=== Section Start ===
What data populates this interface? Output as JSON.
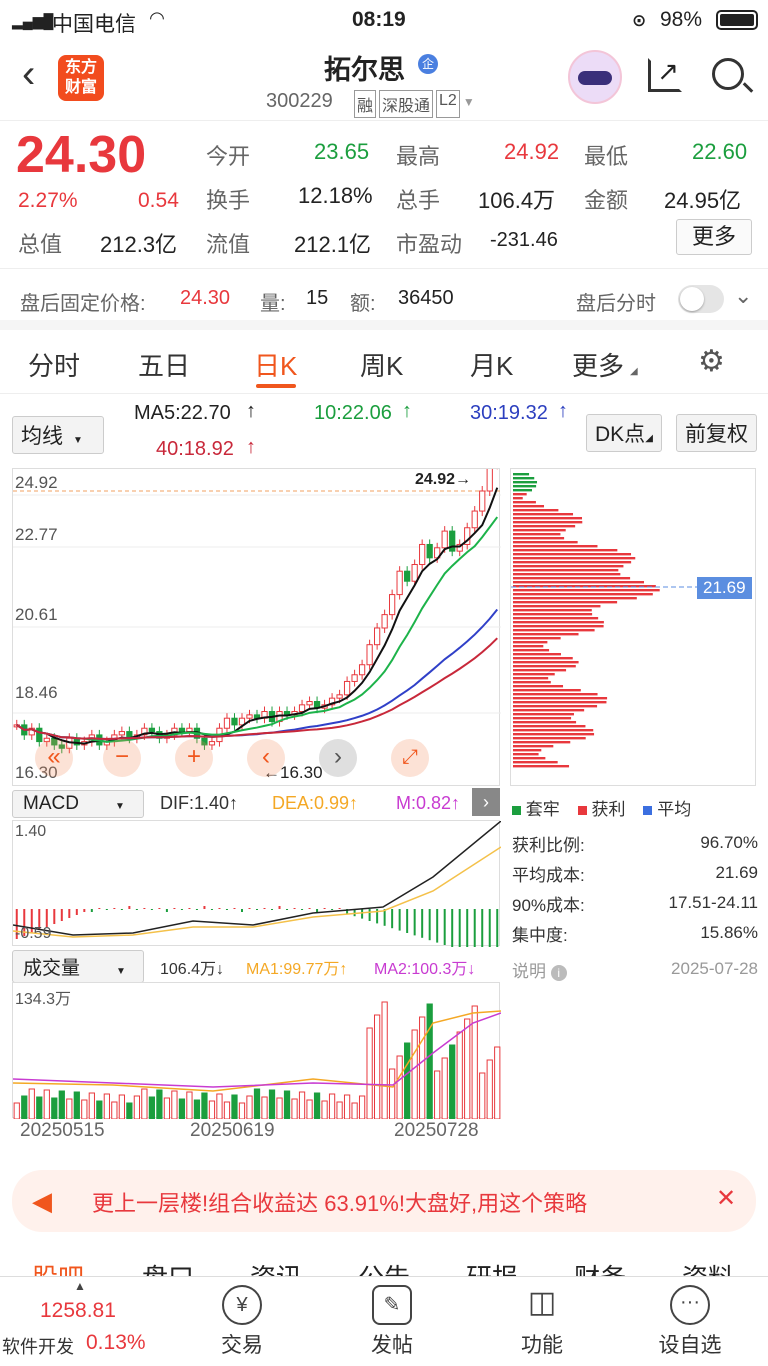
{
  "status": {
    "carrier": "中国电信",
    "time": "08:19",
    "battery": "98%"
  },
  "header": {
    "brand": "东方财富",
    "name": "拓尔思",
    "badge": "企",
    "code": "300229",
    "tags": [
      "融",
      "深股通",
      "L2"
    ]
  },
  "quote": {
    "price": "24.30",
    "pct": "2.27%",
    "chg": "0.54",
    "row1": [
      [
        "今开",
        "23.65"
      ],
      [
        "最高",
        "24.92"
      ],
      [
        "最低",
        "22.60"
      ]
    ],
    "row2": [
      [
        "换手",
        "12.18%"
      ],
      [
        "总手",
        "106.4万"
      ],
      [
        "金额",
        "24.95亿"
      ]
    ],
    "row3": [
      [
        "总值",
        "212.3亿"
      ],
      [
        "流值",
        "212.1亿"
      ],
      [
        "市盈动",
        "-231.46"
      ]
    ],
    "more": "更多"
  },
  "afterhours": {
    "label": "盘后固定价格:",
    "price": "24.30",
    "vol_label": "量:",
    "vol": "15",
    "amt_label": "额:",
    "amt": "36450",
    "toggle_label": "盘后分时"
  },
  "tabs": [
    "分时",
    "五日",
    "日K",
    "周K",
    "月K",
    "更多"
  ],
  "ma": {
    "select": "均线",
    "ma5": "MA5:22.70",
    "ma10": "10:22.06",
    "ma30": "30:19.32",
    "ma40": "40:18.92",
    "dk": "DK点",
    "fq": "前复权"
  },
  "kline": {
    "y_labels": [
      "24.92",
      "22.77",
      "20.61",
      "18.46",
      "16.30"
    ],
    "high_mark": "24.92",
    "low_mark": "16.30",
    "cost_mark": "21.69"
  },
  "macd": {
    "select": "MACD",
    "dif": "DIF:1.40",
    "dea": "DEA:0.99",
    "m": "M:0.82",
    "top": "1.40",
    "bottom": "-0.59"
  },
  "vol": {
    "select": "成交量",
    "v": "106.4万",
    "ma1": "MA1:99.77万",
    "ma2": "MA2:100.3万",
    "top": "134.3万",
    "dates": [
      "20250515",
      "20250619",
      "20250728"
    ]
  },
  "chip": {
    "legend": [
      "套牢",
      "获利",
      "平均"
    ],
    "rows": [
      [
        "获利比例:",
        "96.70%"
      ],
      [
        "平均成本:",
        "21.69"
      ],
      [
        "90%成本:",
        "17.51-24.11"
      ],
      [
        "集中度:",
        "15.86%"
      ]
    ],
    "note": "说明",
    "date": "2025-07-28"
  },
  "banner": {
    "text": "更上一层楼!组合收益达 63.91%!大盘好,用这个策略"
  },
  "subtabs": [
    "股吧",
    "盘口",
    "资讯",
    "公告",
    "研报",
    "财务",
    "资料"
  ],
  "bottom": {
    "index": "1258.81",
    "sector": "软件开发",
    "sector_pct": "0.13%",
    "items": [
      "交易",
      "发帖",
      "功能",
      "设自选"
    ]
  }
}
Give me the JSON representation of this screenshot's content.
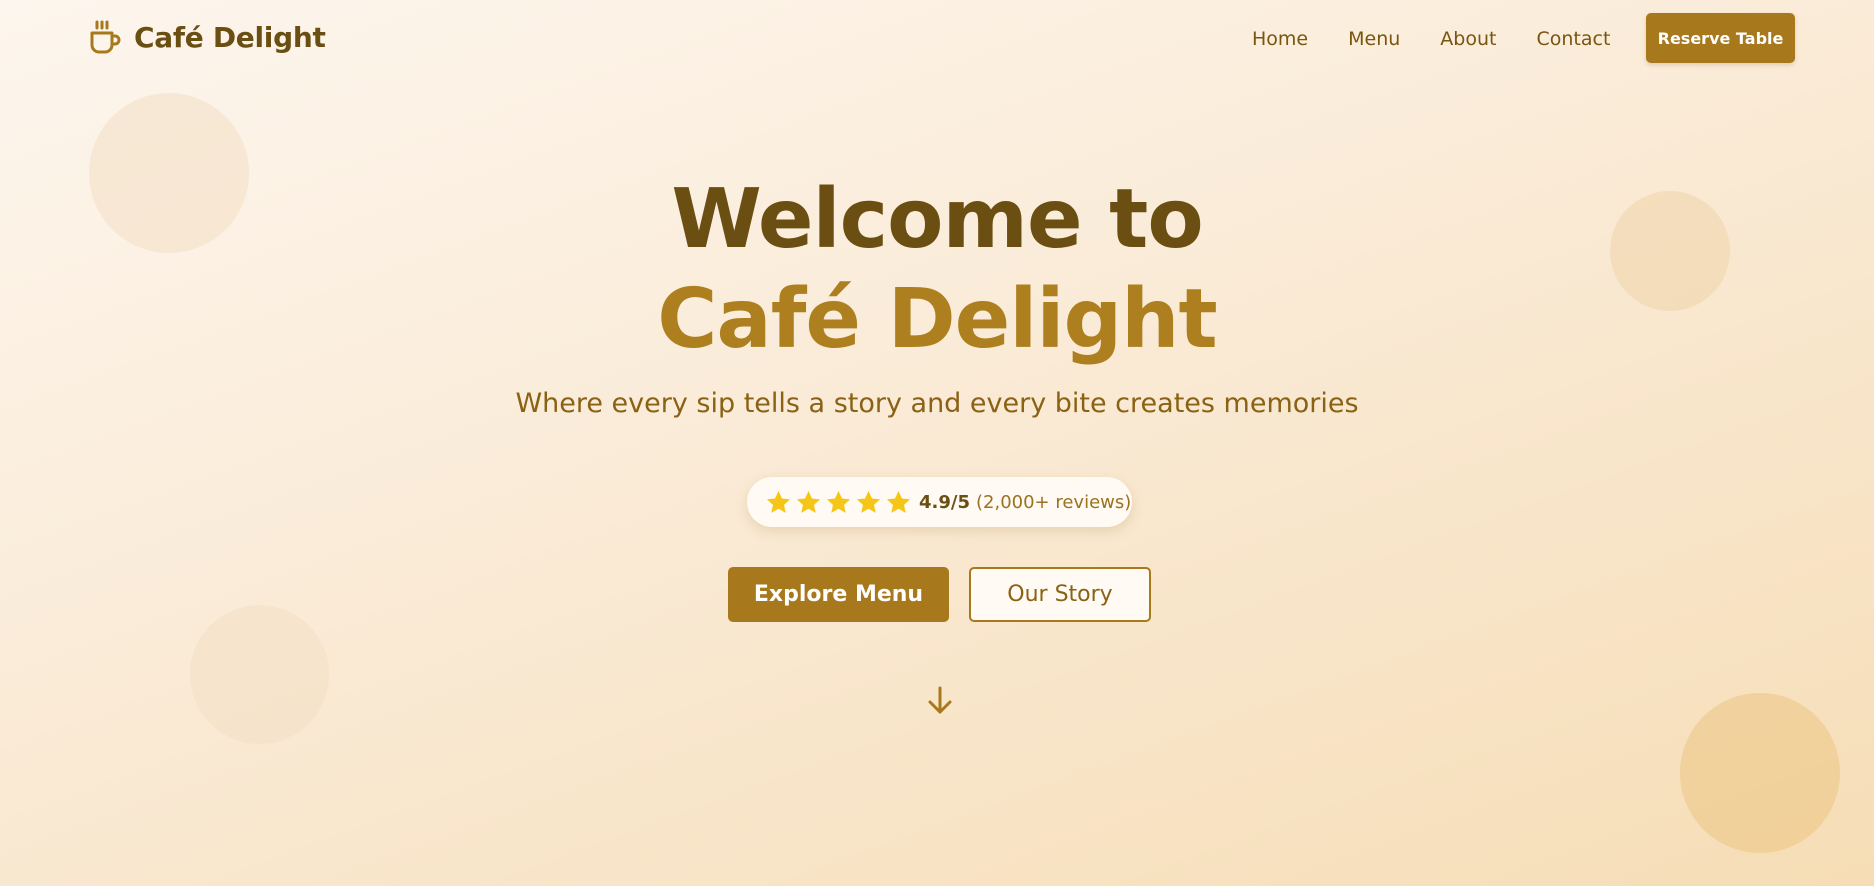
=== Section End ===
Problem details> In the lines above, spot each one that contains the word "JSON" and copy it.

Output for this task>
What data populates this interface? Output as JSON.
Give me the JSON representation of this screenshot's content.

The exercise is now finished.